Physics professor Peter Ridd, of Australia’s James Cook University, just won a significant AU$1,094,214.47 in compensation for unlawful dismissal after daring criticize colleagues’ research. Imagine the temerity of asking questions in a scientific context. What’s really a problem here, though, is that the University seems determined to appeal the original finding that his firing was unjustified and also the amount of the award (including an additional $125,000 punitive levy bringing the total award to $1.2 million) using their essentially bottomless supply of public dollars to try to crush this turbulent professor. Which sounds very much like bullying.
Anti-bullying is one of the sacred tenets of modern secularism. It is a major focus of schools and of celebrities and in principle everyone who’s anyone is against it. Yet dare to transgress against progressive orthodoxy in any area from gender to global warming, and you’ll be shunned, insulted, fired, denounced and even surrounded by a yelling mob. If this isn’t bullying, pace Damon Runyon, it will do until some real bullying comes along.
Ridd, for instance, has already spent $200,000 of his own money plus $260,000 contributed in a crowd-funding campaign. And of course, having been fired, he’s dipping into savings rather than paying lawyers from his ongoing income stream let alone someone else’s. The university, by contrast, has spent at least $600,000 of other people’s money, possibly a great deal more, and shows no signs of stopping. (And recently the government-funded Australian Broadcasting Corporation also went after… Ridd.) It’s very much a David v Goliath story and it’s unfair. Where’s the outrage?
Or the humility. You’d think at some point JCU’s academician-bureaucrats would apologize, back down, and promise to do better next time, especially after losing on all 17 counts on the substance of the case. Which is all Ridd ever really wanted in what he calls “a fight that never should have started in the first place” and in which he has been vindicated in a grueling court battle.
In response to the $1.2 million award, he wrote “I have worked for 35 years on the Great Barrier Reef, and my genuinely held belief is that there are systemic quality assurance problems at Great Barrier Reef science institutions. I had a right, a duty, to say this.” Indeed. A duty. Challenging, probing, seeking to verify, questioning methodology, debating results, it’s how science proceeds and has at least since Galileo. There is such a thing as bad manners, or even bad faith in the laboratory. But nobody has credibly accused Dr. Ridd of any such thing.
Whereas the university got a proper tongue-lashing from the judge including for having “failed to respect [Ridd’s] rights to intellectual freedom” and for having issued a “blatantly untrue” and “appalling” public statement after losing on the substance of the issue in April while calling Ridd “scrupulously honest”.
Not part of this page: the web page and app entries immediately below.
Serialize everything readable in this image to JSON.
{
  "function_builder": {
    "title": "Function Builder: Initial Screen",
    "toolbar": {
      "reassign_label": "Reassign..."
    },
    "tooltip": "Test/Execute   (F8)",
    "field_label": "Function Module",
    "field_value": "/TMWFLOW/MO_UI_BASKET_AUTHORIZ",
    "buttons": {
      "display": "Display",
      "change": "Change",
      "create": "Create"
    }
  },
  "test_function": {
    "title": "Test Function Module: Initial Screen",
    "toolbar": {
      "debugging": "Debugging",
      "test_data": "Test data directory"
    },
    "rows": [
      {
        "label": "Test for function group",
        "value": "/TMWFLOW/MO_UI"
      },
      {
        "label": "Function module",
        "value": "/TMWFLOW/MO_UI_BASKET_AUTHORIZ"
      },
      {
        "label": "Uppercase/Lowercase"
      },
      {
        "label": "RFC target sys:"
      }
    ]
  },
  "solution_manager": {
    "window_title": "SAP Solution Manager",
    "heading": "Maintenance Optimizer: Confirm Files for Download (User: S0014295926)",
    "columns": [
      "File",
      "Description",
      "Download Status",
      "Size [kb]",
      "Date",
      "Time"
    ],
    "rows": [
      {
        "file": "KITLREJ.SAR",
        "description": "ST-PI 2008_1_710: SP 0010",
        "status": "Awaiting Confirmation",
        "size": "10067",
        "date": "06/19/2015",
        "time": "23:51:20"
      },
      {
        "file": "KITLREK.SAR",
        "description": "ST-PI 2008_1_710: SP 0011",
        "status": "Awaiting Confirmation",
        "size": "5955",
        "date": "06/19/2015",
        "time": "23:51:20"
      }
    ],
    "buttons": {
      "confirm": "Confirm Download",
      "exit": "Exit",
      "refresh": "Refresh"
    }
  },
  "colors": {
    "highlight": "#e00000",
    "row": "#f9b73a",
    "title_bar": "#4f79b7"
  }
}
It’s Ridd’s critics including his employers whose conduct has been scandalously aggressive and indifferent to the truth. Yet they grind on. Which should appal anyone interested in fairness even if they think Ridd’s views on coral reefs are unsound.